At the Iowa caucuses, the Des Moines visitors’ bureau set up a media center that included television backdrops, wi-fi, snacks, coffee and Google goodies.
Workstations cost $400 each for established media organizations and $200 each for blogging stations, according to Erika Fry at Columbia Journalism Review. Not all traditional media or bloggers plunked down the money, Fry wrote, and political parties provided other media access points.
Watching the political hot spots can help Charlotte media folk know what to expect during the Democratic National Convention in Charlotte in September 2012. The S.C. primary still lies ahead, but plans are starting to gel in Charlotte, and the PPL group has been working on access to free space for media, especially independent media. Charlotte’s expecting up to 15,000 journalists for the convention.
DNC organizers are making their pitches for institutional sponsorships in Washington, D.C., now.
The details from Politico:
The top fundraising package is appropriately named “Presidential” for those who raise $1 million.

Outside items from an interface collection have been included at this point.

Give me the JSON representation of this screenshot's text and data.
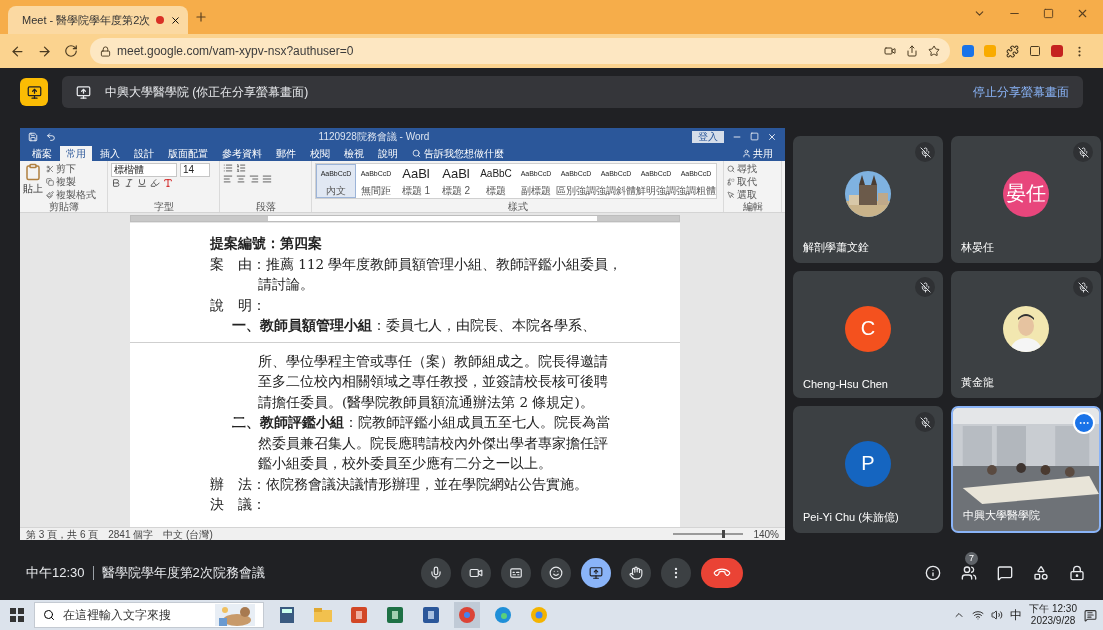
{
  "browser": {
    "tab_title": "Meet - 醫學院學年度第2次",
    "recording": true,
    "url": "meet.google.com/vam-xypv-nsx?authuser=0"
  },
  "presenting_bar": {
    "label": "中興大學醫學院 (你正在分享螢幕畫面)",
    "stop_label": "停止分享螢幕畫面"
  },
  "word": {
    "title": "1120928院務會議 - Word",
    "sign_in": "登入",
    "tabs": [
      {
        "label": "檔案",
        "selected": false
      },
      {
        "label": "常用",
        "selected": true
      },
      {
        "label": "插入",
        "selected": false
      },
      {
        "label": "設計",
        "selected": false
      },
      {
        "label": "版面配置",
        "selected": false
      },
      {
        "label": "參考資料",
        "selected": false
      },
      {
        "label": "郵件",
        "selected": false
      },
      {
        "label": "校閱",
        "selected": false
      },
      {
        "label": "檢視",
        "selected": false
      },
      {
        "label": "說明",
        "selected": false
      }
    ],
    "tell_me": "告訴我您想做什麼",
    "share": "共用",
    "clipboard": {
      "paste": "貼上",
      "cut": "剪下",
      "copy": "複製",
      "format_painter": "複製格式"
    },
    "font_name": "標楷體",
    "font_size": "14",
    "styles": [
      {
        "sample": "AaBbCcD",
        "label": "內文",
        "kind": "small",
        "selected": true
      },
      {
        "sample": "AaBbCcD",
        "label": "無間距",
        "kind": "small",
        "selected": false
      },
      {
        "sample": "AaBl",
        "label": "標題 1",
        "kind": "large",
        "selected": false
      },
      {
        "sample": "AaBl",
        "label": "標題 2",
        "kind": "large",
        "selected": false
      },
      {
        "sample": "AaBbC",
        "label": "標題",
        "kind": "medium",
        "selected": false
      },
      {
        "sample": "AaBbCcD",
        "label": "副標題",
        "kind": "small",
        "selected": false
      },
      {
        "sample": "AaBbCcD",
        "label": "區別強調",
        "kind": "small",
        "selected": false
      },
      {
        "sample": "AaBbCcD",
        "label": "強調斜體",
        "kind": "small",
        "selected": false
      },
      {
        "sample": "AaBbCcD",
        "label": "鮮明強調",
        "kind": "small",
        "selected": false
      },
      {
        "sample": "AaBbCcD",
        "label": "強調粗體",
        "kind": "small",
        "selected": false
      }
    ],
    "editing": {
      "find": "尋找",
      "replace": "取代",
      "select": "選取"
    },
    "groups": [
      "剪貼簿",
      "字型",
      "段落",
      "樣式",
      "編輯"
    ],
    "pages": [
      [
        {
          "kind": "heading",
          "text": "提案編號：第四案"
        },
        {
          "kind": "field",
          "text": "案　由：推薦 112 學年度教師員額管理小組、教師評鑑小組委員，"
        },
        {
          "kind": "cont",
          "text": "請討論。"
        },
        {
          "kind": "field",
          "text": "說　明："
        },
        {
          "kind": "item",
          "text": "**一、教師員額管理小組**：委員七人，由院長、本院各學系、"
        }
      ],
      [
        {
          "kind": "cont",
          "text": "所、學位學程主管或專任（案）教師組成之。院長得邀請"
        },
        {
          "kind": "cont",
          "text": "至多二位校內相關領域之專任教授，並簽請校長核可後聘"
        },
        {
          "kind": "cont",
          "text": "請擔任委員。(醫學院教師員額流通辦法第 2 條規定)。"
        },
        {
          "kind": "item",
          "text": "**二、教師評鑑小組**：院教師評鑑小組成員五至七人。院長為當"
        },
        {
          "kind": "cont",
          "text": "然委員兼召集人。院長應聘請校內外傑出學者專家擔任評"
        },
        {
          "kind": "cont",
          "text": "鑑小組委員，校外委員至少應有二分之一以上。"
        },
        {
          "kind": "field",
          "text": "辦　法：依院務會議決議情形辦理，並在學院網站公告實施。"
        },
        {
          "kind": "field",
          "text": "決　議："
        }
      ]
    ],
    "status": {
      "page": "第 3 頁，共 6 頁",
      "words": "2841 個字",
      "language": "中文 (台灣)",
      "zoom": "140%",
      "zoom_slider": {
        "level": 0.7
      }
    }
  },
  "tiles": [
    {
      "name": "解剖學蕭文銓",
      "muted": true,
      "highlighted": false
    },
    {
      "name": "林晏任",
      "muted": true,
      "highlighted": false,
      "avatar": {
        "kind": "letter",
        "text": "晏任",
        "color": "#e8467c"
      }
    },
    {
      "name": "Cheng-Hsu Chen",
      "muted": true,
      "highlighted": false,
      "avatar": {
        "kind": "letter",
        "text": "C",
        "color": "#f4511e"
      }
    },
    {
      "name": "黃金龍",
      "muted": true,
      "highlighted": false,
      "avatar": {
        "kind": "person"
      }
    },
    {
      "name": "Pei-Yi Chu (朱旆億)",
      "muted": true,
      "highlighted": false,
      "avatar": {
        "kind": "letter",
        "text": "P",
        "color": "#1565c0"
      }
    },
    {
      "name": "中興大學醫學院",
      "muted": false,
      "highlighted": true,
      "avatar": {
        "kind": "video"
      }
    }
  ],
  "call_bar": {
    "time": "中午12:30",
    "meeting": "醫學院學年度第2次院務會議",
    "presenting": true,
    "participants_count": "7"
  },
  "taskbar": {
    "search_placeholder": "在這裡輸入文字來搜",
    "ime": "中",
    "time": "下午 12:30",
    "date": "2023/9/28"
  }
}
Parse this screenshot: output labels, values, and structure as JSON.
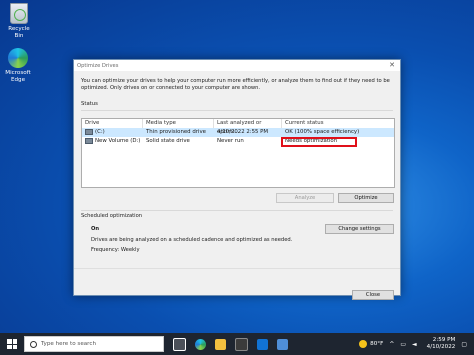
{
  "desktop": {
    "icons": [
      {
        "label": "Recycle Bin",
        "icon": "recycle-bin-icon"
      },
      {
        "label": "Microsoft Edge",
        "icon": "edge-icon"
      }
    ]
  },
  "window": {
    "title": "Optimize Drives",
    "intro_line1": "You can optimize your drives to help your computer run more efficiently, or analyze them to find out if they need to be",
    "intro_line2": "optimized. Only drives on or connected to your computer are shown.",
    "status_label": "Status",
    "columns": [
      "Drive",
      "Media type",
      "Last analyzed or optimi...",
      "Current status"
    ],
    "rows": [
      {
        "drive": "(C:)",
        "media": "Thin provisioned drive",
        "last": "4/10/2022 2:55 PM",
        "status": "OK (100% space efficiency)"
      },
      {
        "drive": "New Volume (D:)",
        "media": "Solid state drive",
        "last": "Never run",
        "status": "Needs optimization"
      }
    ],
    "analyze_button": "Analyze",
    "optimize_button": "Optimize",
    "scheduled_label": "Scheduled optimization",
    "scheduled_state": "On",
    "scheduled_desc": "Drives are being analyzed on a scheduled cadence and optimized as needed.",
    "frequency": "Frequency: Weekly",
    "change_button": "Change settings",
    "close_button": "Close",
    "highlight_color": "#e0101a"
  },
  "taskbar": {
    "search_placeholder": "Type here to search",
    "temperature": "80°F",
    "time": "2:59 PM",
    "date": "4/10/2022"
  }
}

In return, the convention promises a premier uptown hotel room, platinum credential package, platinum events package, concierge services and priority access for rental facilities. It also earns the fundraiser two tickets for the “First in Flight Series,” a number of pre-convention events based in North Carolina with elected officials, political vets and others and four VIP tickets to the “Dialogue Series.”

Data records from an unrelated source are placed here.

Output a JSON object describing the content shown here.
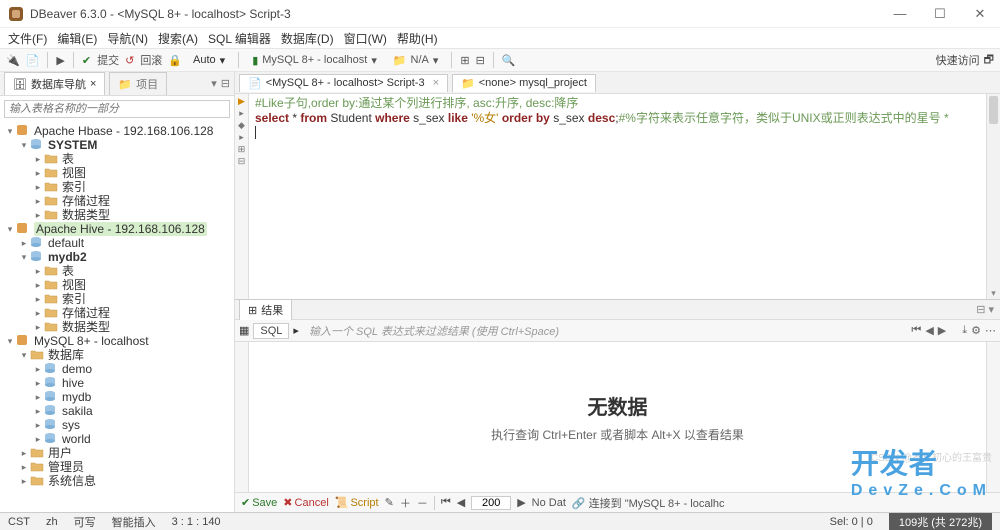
{
  "title": "DBeaver 6.3.0 - <MySQL 8+ - localhost> Script-3",
  "menus": [
    "文件(F)",
    "编辑(E)",
    "导航(N)",
    "搜索(A)",
    "SQL 编辑器",
    "数据库(D)",
    "窗口(W)",
    "帮助(H)"
  ],
  "toolbar": {
    "commit": "提交",
    "rollback": "回滚",
    "auto": "Auto",
    "connection": "MySQL 8+ - localhost",
    "schema": "N/A",
    "quick": "快速访问"
  },
  "sidebar": {
    "tab1": "数据库导航",
    "tab2": "项目",
    "filter_placeholder": "输入表格名称的一部分",
    "nodes": [
      {
        "d": 0,
        "t": "v",
        "ic": "hbase",
        "lbl": "Apache Hbase - 192.168.106.128"
      },
      {
        "d": 1,
        "t": "v",
        "ic": "db",
        "lbl": "SYSTEM",
        "bold": true
      },
      {
        "d": 2,
        "t": ">",
        "ic": "fld",
        "lbl": "表"
      },
      {
        "d": 2,
        "t": ">",
        "ic": "fld",
        "lbl": "视图"
      },
      {
        "d": 2,
        "t": ">",
        "ic": "fld",
        "lbl": "索引"
      },
      {
        "d": 2,
        "t": ">",
        "ic": "fld",
        "lbl": "存储过程"
      },
      {
        "d": 2,
        "t": ">",
        "ic": "fld",
        "lbl": "数据类型"
      },
      {
        "d": 0,
        "t": "v",
        "ic": "hive",
        "lbl": "Apache Hive - 192.168.106.128",
        "hl": true
      },
      {
        "d": 1,
        "t": ">",
        "ic": "db",
        "lbl": "default"
      },
      {
        "d": 1,
        "t": "v",
        "ic": "db",
        "lbl": "mydb2",
        "bold": true
      },
      {
        "d": 2,
        "t": ">",
        "ic": "fld",
        "lbl": "表"
      },
      {
        "d": 2,
        "t": ">",
        "ic": "fld",
        "lbl": "视图"
      },
      {
        "d": 2,
        "t": ">",
        "ic": "fld",
        "lbl": "索引"
      },
      {
        "d": 2,
        "t": ">",
        "ic": "fld",
        "lbl": "存储过程"
      },
      {
        "d": 2,
        "t": ">",
        "ic": "fld",
        "lbl": "数据类型"
      },
      {
        "d": 0,
        "t": "v",
        "ic": "mysql",
        "lbl": "MySQL 8+ - localhost"
      },
      {
        "d": 1,
        "t": "v",
        "ic": "fld",
        "lbl": "数据库"
      },
      {
        "d": 2,
        "t": ">",
        "ic": "db",
        "lbl": "demo"
      },
      {
        "d": 2,
        "t": ">",
        "ic": "db",
        "lbl": "hive"
      },
      {
        "d": 2,
        "t": ">",
        "ic": "db",
        "lbl": "mydb"
      },
      {
        "d": 2,
        "t": ">",
        "ic": "db",
        "lbl": "sakila"
      },
      {
        "d": 2,
        "t": ">",
        "ic": "db",
        "lbl": "sys"
      },
      {
        "d": 2,
        "t": ">",
        "ic": "db",
        "lbl": "world"
      },
      {
        "d": 1,
        "t": ">",
        "ic": "fld",
        "lbl": "用户"
      },
      {
        "d": 1,
        "t": ">",
        "ic": "fld",
        "lbl": "管理员"
      },
      {
        "d": 1,
        "t": ">",
        "ic": "fld",
        "lbl": "系统信息"
      }
    ]
  },
  "editor": {
    "tab1": "<MySQL 8+ - localhost> Script-3",
    "tab2": "<none> mysql_project",
    "line1_pre": "#Like子句,order by:通过某个列进行排序, asc:升序, desc:降序",
    "line2_comment": "#%字符来表示任意字符，类似于UNIX或正则表达式中的星号 *",
    "sql": {
      "select": "select",
      "star": "*",
      "from": "from",
      "tbl": "Student",
      "where": "where",
      "col": "s_sex",
      "like": "like",
      "lit": "'%女'",
      "order": "order by",
      "col2": "s_sex",
      "desc": "desc"
    }
  },
  "results": {
    "tab": "结果",
    "sql_badge": "SQL",
    "filter_placeholder": "输入一个 SQL 表达式来过滤结果 (使用 Ctrl+Space)",
    "nodata": "无数据",
    "nodata_sub": "执行查询 Ctrl+Enter 或者脚本 Alt+X 以查看结果"
  },
  "res_bottom": {
    "save": "Save",
    "cancel": "Cancel",
    "script": "Script",
    "rows": "200",
    "nodate": "No Dat",
    "conn": "连接到 \"MySQL 8+ - localhc"
  },
  "status": {
    "cst": "CST",
    "lang": "zh",
    "write": "可写",
    "insert": "智能插入",
    "pos": "3 : 1 : 140",
    "sel": "Sel: 0 | 0",
    "heap": "109兆 (共 272兆)"
  },
  "watermark": {
    "big": "开发者",
    "small": "DevZe.CoM"
  }
}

The first media walk-through of the convention site in Charlotte is Jan. 18.
For a deeper sense of the Iowa scene, take a look at the Google Media Center in Des Moines, through the eyes of Business Insider, Iowa State Daily and Google. See and hear the media circus in a video from Lynn Sweet of the Chicago Sun Times.